SOURCE: Edward Lovett, Magic in Modern London, Croyden: The Advertiser Offices, 1925.
What kind of relics did Lovett collect? His collection was diverse and included objects such as a pockmarked piece of coral that was said to help ease the chances of contracting smallpox, horseshoes that were to be tied above beds to allegedly stop children from having nightmares, and a pair of mole feet, which Lovett collected in Downham Norfolk in 1910, which were used to cure cramps.

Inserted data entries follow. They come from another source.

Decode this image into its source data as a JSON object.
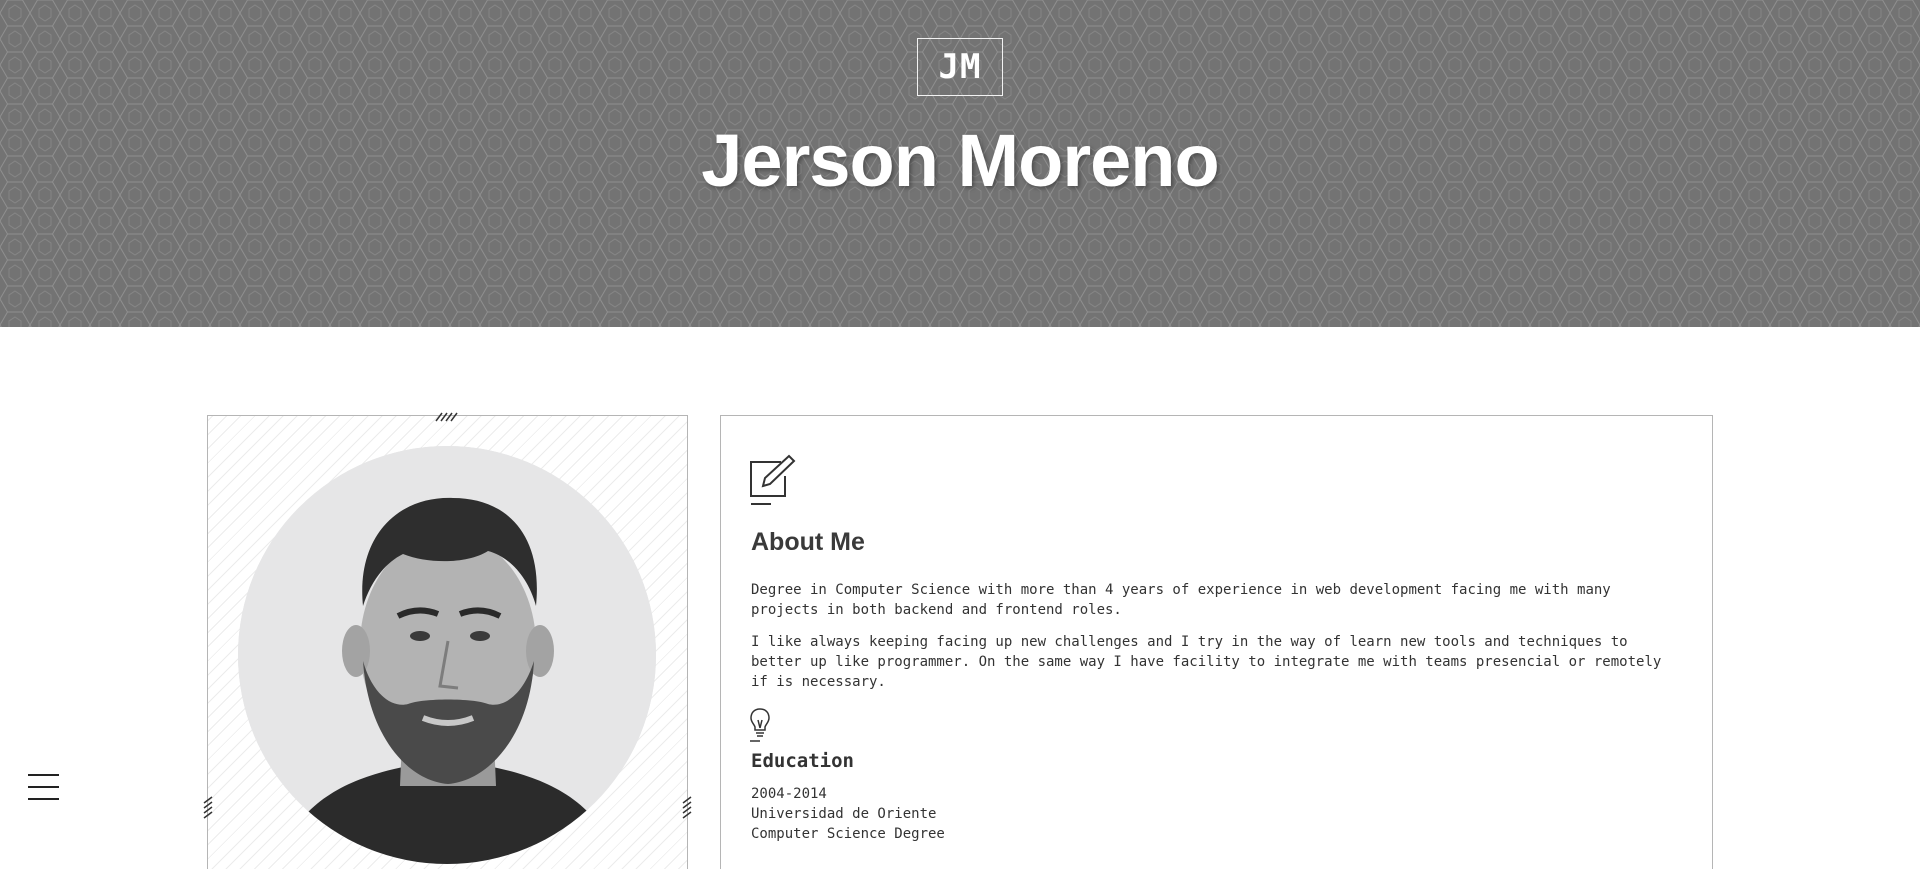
{
  "header": {
    "logo_initials": "JM",
    "name": "Jerson Moreno",
    "background_color": "#737373"
  },
  "profile": {
    "photo_icon": "portrait-photo"
  },
  "about": {
    "icon": "edit-icon",
    "title": "About Me",
    "paragraphs": [
      "Degree in Computer Science with more than 4 years of experience in web development facing me with many projects in both backend and frontend roles.",
      "I like always keeping facing up new challenges and I try in the way of learn new tools and techniques to better up like programmer. On the same way I have facility to integrate me with teams presencial or remotely if is necessary."
    ]
  },
  "education": {
    "icon": "lightbulb-icon",
    "title": "Education",
    "years": "2004-2014",
    "school": "Universidad de Oriente",
    "degree": "Computer Science Degree"
  },
  "menu": {
    "icon": "hamburger-menu-icon"
  }
}
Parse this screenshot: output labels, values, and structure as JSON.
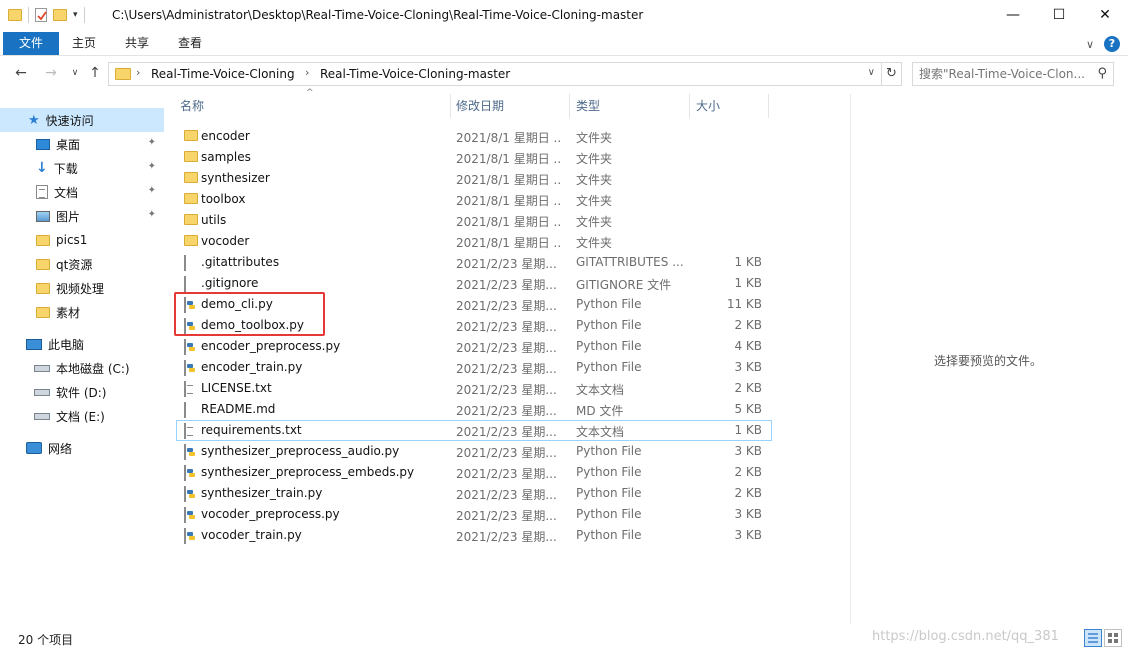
{
  "window": {
    "title_path": "C:\\Users\\Administrator\\Desktop\\Real-Time-Voice-Cloning\\Real-Time-Voice-Cloning-master",
    "minimize": "—",
    "maximize": "☐",
    "close": "✕"
  },
  "ribbon": {
    "tabs": [
      {
        "label": "文件"
      },
      {
        "label": "主页"
      },
      {
        "label": "共享"
      },
      {
        "label": "查看"
      }
    ],
    "expand": "∨",
    "help": "?"
  },
  "nav": {
    "back": "←",
    "forward": "→",
    "recent": "∨",
    "up": "↑",
    "breadcrumb": [
      "Real-Time-Voice-Cloning",
      "Real-Time-Voice-Cloning-master"
    ],
    "sep": "›",
    "dropdown": "∨",
    "refresh": "↻",
    "search_placeholder": "搜索\"Real-Time-Voice-Clon...",
    "search_icon": "⚲"
  },
  "sidebar": {
    "items": [
      {
        "label": "快速访问",
        "icon": "star-icon",
        "pinned": false
      },
      {
        "label": "桌面",
        "icon": "desktop-icon",
        "pinned": true
      },
      {
        "label": "下载",
        "icon": "download-icon",
        "pinned": true
      },
      {
        "label": "文档",
        "icon": "document-icon",
        "pinned": true
      },
      {
        "label": "图片",
        "icon": "picture-icon",
        "pinned": true
      },
      {
        "label": "pics1",
        "icon": "folder-icon",
        "pinned": false
      },
      {
        "label": "qt资源",
        "icon": "folder-icon",
        "pinned": false
      },
      {
        "label": "视频处理",
        "icon": "folder-icon",
        "pinned": false
      },
      {
        "label": "素材",
        "icon": "folder-icon",
        "pinned": false
      },
      {
        "label": "此电脑",
        "icon": "computer-icon",
        "pinned": false
      },
      {
        "label": "本地磁盘 (C:)",
        "icon": "drive-icon",
        "pinned": false
      },
      {
        "label": "软件 (D:)",
        "icon": "drive-icon",
        "pinned": false
      },
      {
        "label": "文档 (E:)",
        "icon": "drive-icon",
        "pinned": false
      },
      {
        "label": "网络",
        "icon": "network-icon",
        "pinned": false
      }
    ],
    "pin_glyph": "✦"
  },
  "columns": {
    "name": "名称",
    "date": "修改日期",
    "type": "类型",
    "size": "大小",
    "sort_arrow": "^"
  },
  "files": [
    {
      "name": "encoder",
      "date": "2021/8/1 星期日 ...",
      "type": "文件夹",
      "size": "",
      "kind": "folder"
    },
    {
      "name": "samples",
      "date": "2021/8/1 星期日 ...",
      "type": "文件夹",
      "size": "",
      "kind": "folder"
    },
    {
      "name": "synthesizer",
      "date": "2021/8/1 星期日 ...",
      "type": "文件夹",
      "size": "",
      "kind": "folder"
    },
    {
      "name": "toolbox",
      "date": "2021/8/1 星期日 ...",
      "type": "文件夹",
      "size": "",
      "kind": "folder"
    },
    {
      "name": "utils",
      "date": "2021/8/1 星期日 ...",
      "type": "文件夹",
      "size": "",
      "kind": "folder"
    },
    {
      "name": "vocoder",
      "date": "2021/8/1 星期日 ...",
      "type": "文件夹",
      "size": "",
      "kind": "folder"
    },
    {
      "name": ".gitattributes",
      "date": "2021/2/23 星期...",
      "type": "GITATTRIBUTES ...",
      "size": "1 KB",
      "kind": "doc"
    },
    {
      "name": ".gitignore",
      "date": "2021/2/23 星期...",
      "type": "GITIGNORE 文件",
      "size": "1 KB",
      "kind": "doc"
    },
    {
      "name": "demo_cli.py",
      "date": "2021/2/23 星期...",
      "type": "Python File",
      "size": "11 KB",
      "kind": "py"
    },
    {
      "name": "demo_toolbox.py",
      "date": "2021/2/23 星期...",
      "type": "Python File",
      "size": "2 KB",
      "kind": "py"
    },
    {
      "name": "encoder_preprocess.py",
      "date": "2021/2/23 星期...",
      "type": "Python File",
      "size": "4 KB",
      "kind": "py"
    },
    {
      "name": "encoder_train.py",
      "date": "2021/2/23 星期...",
      "type": "Python File",
      "size": "3 KB",
      "kind": "py"
    },
    {
      "name": "LICENSE.txt",
      "date": "2021/2/23 星期...",
      "type": "文本文档",
      "size": "2 KB",
      "kind": "txt"
    },
    {
      "name": "README.md",
      "date": "2021/2/23 星期...",
      "type": "MD 文件",
      "size": "5 KB",
      "kind": "doc"
    },
    {
      "name": "requirements.txt",
      "date": "2021/2/23 星期...",
      "type": "文本文档",
      "size": "1 KB",
      "kind": "txt"
    },
    {
      "name": "synthesizer_preprocess_audio.py",
      "date": "2021/2/23 星期...",
      "type": "Python File",
      "size": "3 KB",
      "kind": "py"
    },
    {
      "name": "synthesizer_preprocess_embeds.py",
      "date": "2021/2/23 星期...",
      "type": "Python File",
      "size": "2 KB",
      "kind": "py"
    },
    {
      "name": "synthesizer_train.py",
      "date": "2021/2/23 星期...",
      "type": "Python File",
      "size": "2 KB",
      "kind": "py"
    },
    {
      "name": "vocoder_preprocess.py",
      "date": "2021/2/23 星期...",
      "type": "Python File",
      "size": "3 KB",
      "kind": "py"
    },
    {
      "name": "vocoder_train.py",
      "date": "2021/2/23 星期...",
      "type": "Python File",
      "size": "3 KB",
      "kind": "py"
    }
  ],
  "preview": {
    "message": "选择要预览的文件。"
  },
  "status": {
    "count": "20 个项目",
    "watermark": "https://blog.csdn.net/qq_381"
  },
  "colors": {
    "accent": "#1a73c2",
    "selection": "#cce8ff",
    "highlight_box": "#e53935"
  }
}
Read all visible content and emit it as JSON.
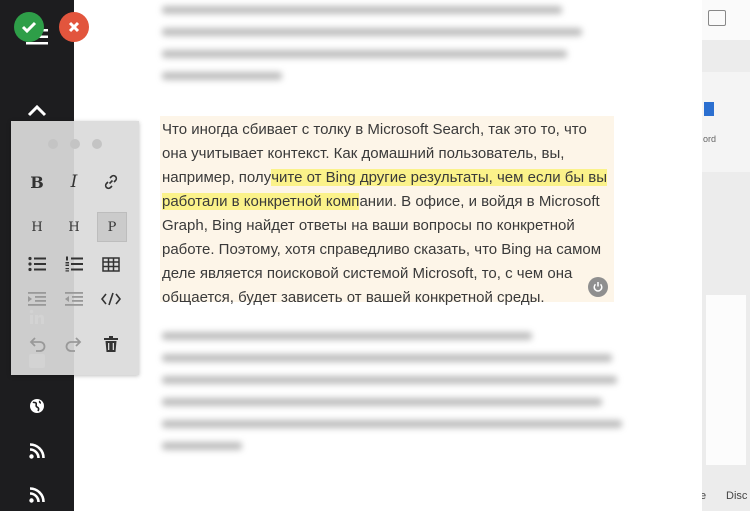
{
  "toolbar": {
    "bold_label": "B",
    "italic_label": "I",
    "heading1_label": "H",
    "heading2_label": "H",
    "paragraph_label": "P"
  },
  "content": {
    "paragraph_main": {
      "part1": "Что иногда сбивает с толку в Microsoft Search, так это то, что она учитывает контекст. Как домашний пользователь, вы, например, полу",
      "highlighted": "чите от Bing другие результаты, чем если бы вы работали в конкретной комп",
      "part2": "ании. В офисе, и войдя в Microsoft Graph, Bing найдет ответы на ваши вопросы по конкретной работе. Поэтому, хотя справедливо сказать, что Bing на самом деле является поисковой системой Microsoft, то, с чем она общается, будет зависеть от вашей конкретной среды."
    }
  },
  "right_panel": {
    "text_1": "ord",
    "text_2": "e",
    "text_3": "Disc"
  },
  "colors": {
    "sidebar_bg": "#1d1d1f",
    "check_green": "#2e9e48",
    "close_red": "#e2553d",
    "highlight_yellow": "#fbf28a",
    "block_bg": "#fdf5e8"
  }
}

But my absolute favourite relic from Lovett’s collection is a medical amulet, made from iris root, from around the turn of the twentieth century. Said to be anthropometric in shape, it was originally collected by Lovett around 1900 in Whitechapel, London. It belonged to an elderly Jewish man and was said to possess curative powers that could reduce gum pain. Lovett credited this practice as being a specifically Jewish one. When Lovett eventually published his book Magic in Modern London in the mid-1920s, he devoted a whole section to the Jewish amulet titled, ‘Orris Root for Cutting Teeth.’
Today you can find some of Lovett’s folklore collection on display at the Science Museum in London, and also via their online catalogue. For example, there is a wonderful collection of amulets which were owned by soldiers during the First World War and used for protection. One of these amulets is a black cat broach that was worn by a man from Royal West Surrey Regiment of the British Army.
Thanks to the efforts of early folklorists like Lovett during the opening decades of the twentieth century, we now have some wonderful examples of early English folk culture. These sorts of materials and beliefs are often lost because records and collections were not properly kept. Thus, Lovett was an important preserver of traditional English culture, custom, and belief.
Dee Dee Chainey, A Treasury of British Folklore: Maypoles, Mandrakes and Mistletoe, London: Pavilion Books, 2018.
Matthew Cheeseman and Carina Hart (eds.), Folklore and Nation in Britain and Ireland, Abingdon: Routledge, 2022.
Richard Mercer Dorson, The British Folklorists: A History, London: Routledge & K. Paul, 1968.
Edward Lovett, Magic in Modern London, Croyden: The Advertiser Offices, 1925.
Jacqueline Simpson and Steve Roud, Dictionary of English Folklore, Oxford: Oxford University Press, 2000
A.R. Wright and Edward Lovett, 'Specimens of Modern Mascots and Ancient Amulets of the British Isles,' Folklore, 19 (1908), 287-303.